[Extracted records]
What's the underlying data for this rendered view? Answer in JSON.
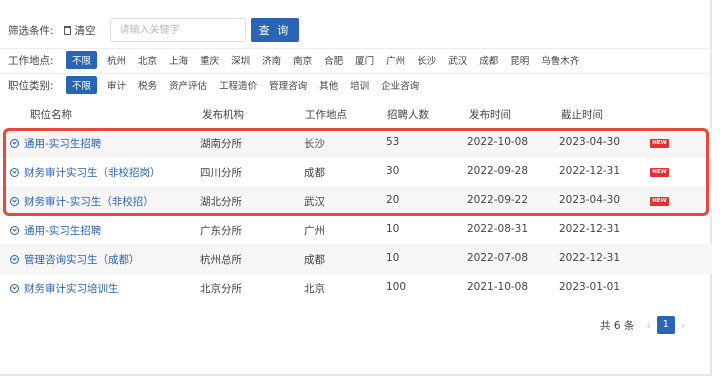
{
  "search": {
    "label": "筛选条件:",
    "clear_label": "清空",
    "placeholder": "请输入关键字",
    "button_label": "查 询"
  },
  "filters": {
    "location": {
      "label": "工作地点:",
      "options": [
        "不限",
        "杭州",
        "北京",
        "上海",
        "重庆",
        "深圳",
        "济南",
        "南京",
        "合肥",
        "厦门",
        "广州",
        "长沙",
        "武汉",
        "成都",
        "昆明",
        "乌鲁木齐"
      ],
      "active": "不限"
    },
    "category": {
      "label": "职位类别:",
      "options": [
        "不限",
        "审计",
        "税务",
        "资产评估",
        "工程造价",
        "管理咨询",
        "其他",
        "培训",
        "企业咨询"
      ],
      "active": "不限"
    }
  },
  "table": {
    "headers": [
      "职位名称",
      "发布机构",
      "工作地点",
      "招聘人数",
      "发布时间",
      "截止时间"
    ],
    "rows": [
      {
        "title": "通用-实习生招聘",
        "org": "湖南分所",
        "location": "长沙",
        "count": "53",
        "published": "2022-10-08",
        "deadline": "2023-04-30",
        "new": "NEW"
      },
      {
        "title": "财务审计实习生（非校招岗）",
        "org": "四川分所",
        "location": "成都",
        "count": "30",
        "published": "2022-09-28",
        "deadline": "2022-12-31",
        "new": "NEW"
      },
      {
        "title": "财务审计-实习生（非校招）",
        "org": "湖北分所",
        "location": "武汉",
        "count": "20",
        "published": "2022-09-22",
        "deadline": "2023-04-30",
        "new": "NEW"
      },
      {
        "title": "通用-实习生招聘",
        "org": "广东分所",
        "location": "广州",
        "count": "10",
        "published": "2022-08-31",
        "deadline": "2022-12-31",
        "new": ""
      },
      {
        "title": "管理咨询实习生（成都）",
        "org": "杭州总所",
        "location": "成都",
        "count": "10",
        "published": "2022-07-08",
        "deadline": "2022-12-31",
        "new": ""
      },
      {
        "title": "财务审计实习培训生",
        "org": "北京分所",
        "location": "北京",
        "count": "100",
        "published": "2021-10-08",
        "deadline": "2023-01-01",
        "new": ""
      }
    ]
  },
  "pagination": {
    "total_label": "共 6 条",
    "prev_icon": "‹",
    "next_icon": "›",
    "current_page": "1"
  },
  "colors": {
    "primary": "#2a64b5",
    "new_badge": "#e53030",
    "highlight_border": "#e8473c"
  }
}
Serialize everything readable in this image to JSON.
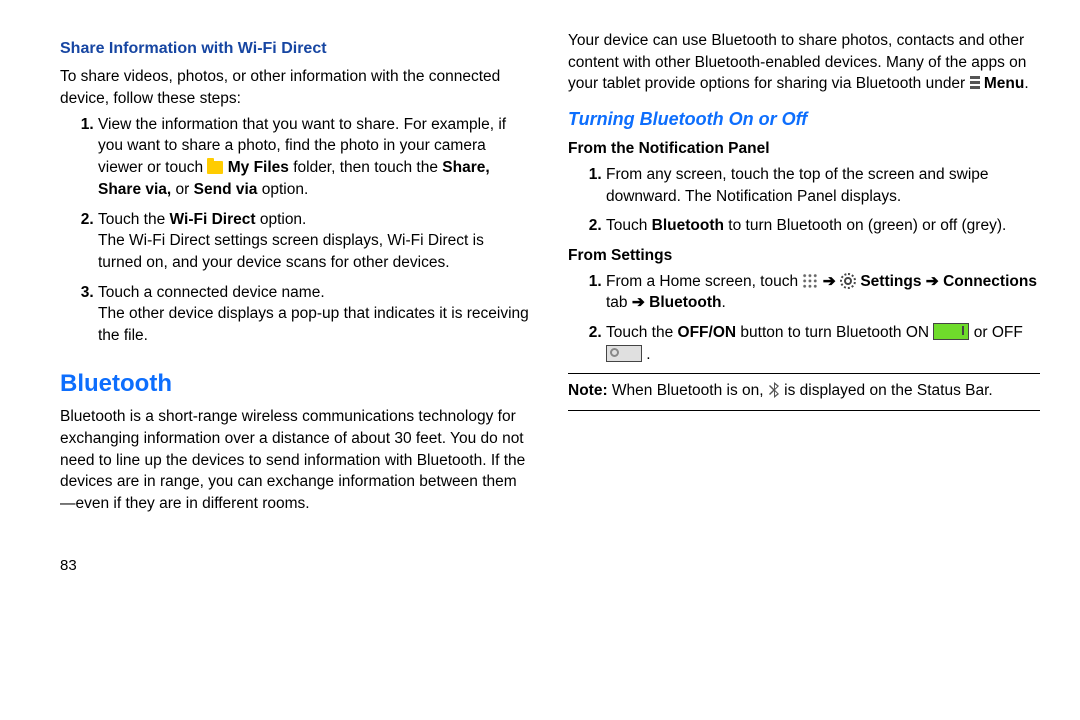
{
  "left": {
    "h_share": "Share Information with Wi-Fi Direct",
    "intro": "To share videos, photos, or other information with the connected device, follow these steps:",
    "step1_a": "View the information that you want to share. For example, if you want to share a photo, find the photo in your camera viewer or touch ",
    "step1_myfiles": " My Files",
    "step1_b": " folder, then touch the ",
    "step1_bold": "Share, Share via,",
    "step1_or": " or ",
    "step1_sendvia": "Send via",
    "step1_c": " option.",
    "step2_a": "Touch the ",
    "step2_bold": "Wi-Fi Direct",
    "step2_b": " option.",
    "step2_p": "The Wi-Fi Direct settings screen displays, Wi-Fi Direct is turned on, and your device scans for other devices.",
    "step3_a": "Touch a connected device name.",
    "step3_p": "The other device displays a pop-up that indicates it is receiving the file.",
    "h_bt": "Bluetooth",
    "bt_p": "Bluetooth is a short-range wireless communications technology for exchanging information over a distance of about 30 feet. You do not need to line up the devices to send information with Bluetooth. If the devices are in range, you can exchange information between them—even if they are in different rooms.",
    "page": "83"
  },
  "right": {
    "top_a": "Your device can use Bluetooth to share photos, contacts and other content with other Bluetooth-enabled devices. Many of the apps on your tablet provide options for sharing via Bluetooth under ",
    "top_menu": " Menu",
    "h_turn": "Turning Bluetooth On or Off",
    "h_notif": "From the Notification Panel",
    "n1": "From any screen, touch the top of the screen and swipe downward. The Notification Panel displays.",
    "n2_a": "Touch ",
    "n2_bt": "Bluetooth",
    "n2_b": " to turn Bluetooth on (green) or off (grey).",
    "h_settings": "From Settings",
    "s1_a": "From a Home screen, touch ",
    "s1_arrow": " ➔ ",
    "s1_settings": " Settings ➔ Connections",
    "s1_tab": " tab ",
    "s1_arrow2": "➔ ",
    "s1_bt": "Bluetooth",
    "s2_a": "Touch the ",
    "s2_offon": "OFF/ON",
    "s2_b": " button to turn Bluetooth ON ",
    "s2_c": " or OFF ",
    "note_a": "Note:",
    "note_b": " When Bluetooth is on, ",
    "note_c": " is displayed on the Status Bar."
  }
}
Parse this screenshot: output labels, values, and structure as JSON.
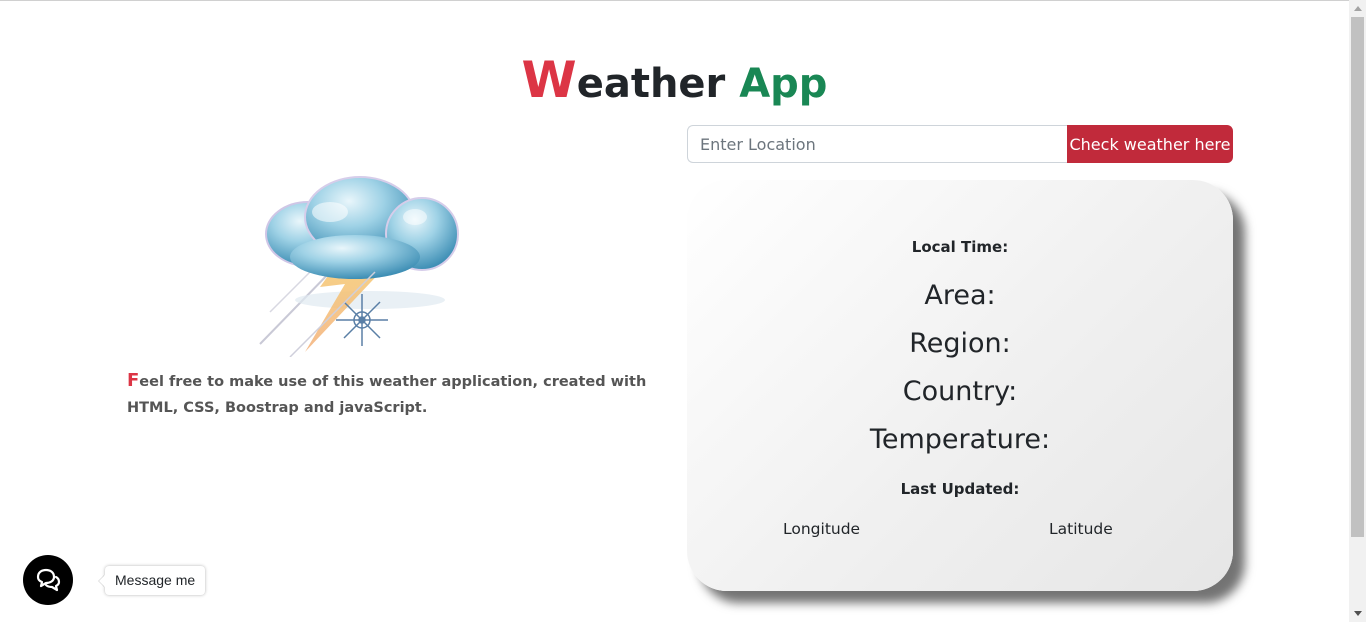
{
  "header": {
    "title_first_letter": "W",
    "title_rest": "eather",
    "title_app": "App"
  },
  "search": {
    "placeholder": "Enter Location",
    "value": "",
    "button_label": "Check weather here"
  },
  "intro": {
    "first_letter": "F",
    "text": "eel free to make use of this weather application, created with HTML, CSS, Boostrap and javaScript."
  },
  "weather_card": {
    "local_time_label": "Local Time:",
    "area_label": "Area:",
    "region_label": "Region:",
    "country_label": "Country:",
    "temperature_label": "Temperature:",
    "last_updated_label": "Last Updated:",
    "longitude_label": "Longitude",
    "latitude_label": "Latitude"
  },
  "chat": {
    "icon": "chat-bubbles-icon",
    "tooltip": "Message me"
  },
  "colors": {
    "accent_red": "#dc3545",
    "accent_green": "#198754",
    "button_red": "#c12a3b"
  }
}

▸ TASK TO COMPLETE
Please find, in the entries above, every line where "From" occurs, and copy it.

▸ RESULT FOR THIS TASK
    "h_notif": "From the Notification Panel",
    "n1": "From any screen, touch the top of the screen and swipe downward. The Notification Panel displays.",
    "h_settings": "From Settings",
    "s1_a": "From a Home screen, touch ",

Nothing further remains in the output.